■ Information given:
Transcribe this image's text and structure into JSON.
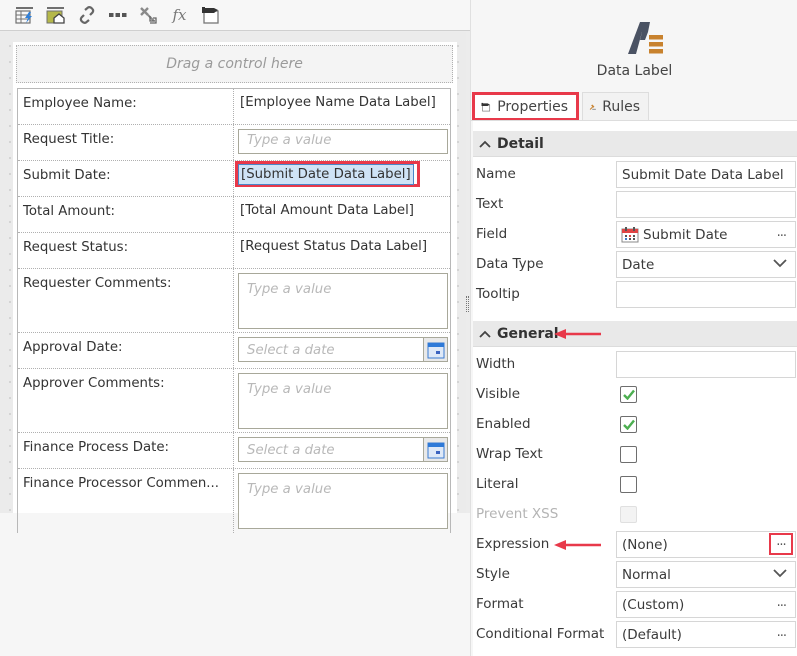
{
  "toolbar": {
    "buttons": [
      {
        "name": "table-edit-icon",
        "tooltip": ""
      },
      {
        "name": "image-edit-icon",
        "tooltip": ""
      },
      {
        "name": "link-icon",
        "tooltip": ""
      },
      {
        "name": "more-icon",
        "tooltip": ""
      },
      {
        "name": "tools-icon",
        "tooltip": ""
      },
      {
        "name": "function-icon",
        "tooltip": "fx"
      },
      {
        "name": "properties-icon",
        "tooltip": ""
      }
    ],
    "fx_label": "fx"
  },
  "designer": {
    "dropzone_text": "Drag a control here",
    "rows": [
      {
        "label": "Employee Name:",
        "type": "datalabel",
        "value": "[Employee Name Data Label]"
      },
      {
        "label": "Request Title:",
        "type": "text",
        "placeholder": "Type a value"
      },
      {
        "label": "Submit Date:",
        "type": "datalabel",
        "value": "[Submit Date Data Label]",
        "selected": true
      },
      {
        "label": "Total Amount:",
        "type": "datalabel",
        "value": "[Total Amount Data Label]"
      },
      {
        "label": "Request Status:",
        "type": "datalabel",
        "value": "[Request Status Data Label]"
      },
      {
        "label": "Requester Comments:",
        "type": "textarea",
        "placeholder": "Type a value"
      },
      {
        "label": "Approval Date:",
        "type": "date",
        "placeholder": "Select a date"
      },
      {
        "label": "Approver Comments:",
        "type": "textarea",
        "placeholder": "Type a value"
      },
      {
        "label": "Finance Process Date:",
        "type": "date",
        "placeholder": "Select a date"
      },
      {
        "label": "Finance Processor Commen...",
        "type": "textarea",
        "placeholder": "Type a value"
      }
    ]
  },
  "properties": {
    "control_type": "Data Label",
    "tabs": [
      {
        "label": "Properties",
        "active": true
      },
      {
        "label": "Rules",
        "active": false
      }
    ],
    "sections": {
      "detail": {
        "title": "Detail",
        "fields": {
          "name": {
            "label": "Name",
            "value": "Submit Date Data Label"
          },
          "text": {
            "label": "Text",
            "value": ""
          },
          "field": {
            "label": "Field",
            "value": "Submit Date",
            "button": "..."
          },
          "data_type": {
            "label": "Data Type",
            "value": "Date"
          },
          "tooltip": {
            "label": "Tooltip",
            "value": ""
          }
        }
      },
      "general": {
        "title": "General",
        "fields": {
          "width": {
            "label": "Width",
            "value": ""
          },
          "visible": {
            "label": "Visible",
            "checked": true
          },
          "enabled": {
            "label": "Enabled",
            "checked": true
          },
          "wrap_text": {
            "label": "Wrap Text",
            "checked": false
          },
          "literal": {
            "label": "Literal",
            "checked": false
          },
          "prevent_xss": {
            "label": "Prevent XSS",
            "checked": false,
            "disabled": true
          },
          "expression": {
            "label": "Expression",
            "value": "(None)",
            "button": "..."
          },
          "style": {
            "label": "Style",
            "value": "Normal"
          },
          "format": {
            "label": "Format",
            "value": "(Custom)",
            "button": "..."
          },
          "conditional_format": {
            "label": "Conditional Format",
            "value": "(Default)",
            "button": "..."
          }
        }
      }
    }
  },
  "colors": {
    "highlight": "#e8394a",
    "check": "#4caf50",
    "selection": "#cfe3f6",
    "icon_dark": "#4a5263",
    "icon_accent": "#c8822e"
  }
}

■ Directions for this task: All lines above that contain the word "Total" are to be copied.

■ Written response:
        "label": "Total Amount:",
        "value": "[Total Amount Data Label]"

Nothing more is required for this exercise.